"I take credit for it because I know it's true. I didn't get a lot of credit for it when I was with the Yankees, but I was very instrumental to the success of that ballclub because of the way I communicated with my players.

"I say that now because it's true and no one else said it. That's why ... I feel comfortable now because I've always felt like I was managing without the title."

Now, before the conclusion jumpers association and the drive-time alarmists pounce and suggest Randolph has chastised the Yankees or that he said he feels he did Joe Torre's job and wasn't credited for it, understand his comments were directed at the clubs that passed on him as a potential manager.
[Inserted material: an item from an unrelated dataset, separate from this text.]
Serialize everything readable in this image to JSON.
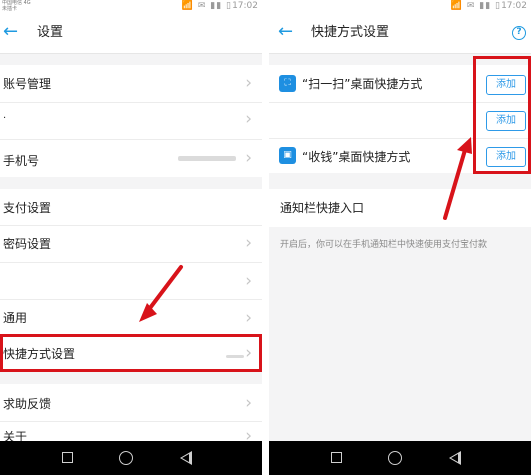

"What I meant was they said I had no experience, but I did," Randolph said. "I was managing my parts of the game with the Yankees. I was handling what Joe wanted me to handle. But the teams I interviewed didn't give me credit for that. I 'managed' third base as the coach. I managed their young infielders, I talked to the veterans like I do now.

"And over the years, I did a lot of things the manager does. So, really, I've been managing for a long time -- longer than two years."

Marty Noble is a reporter for MLB.com. This story was not subject to the approval of Major League Baseball or its clubs.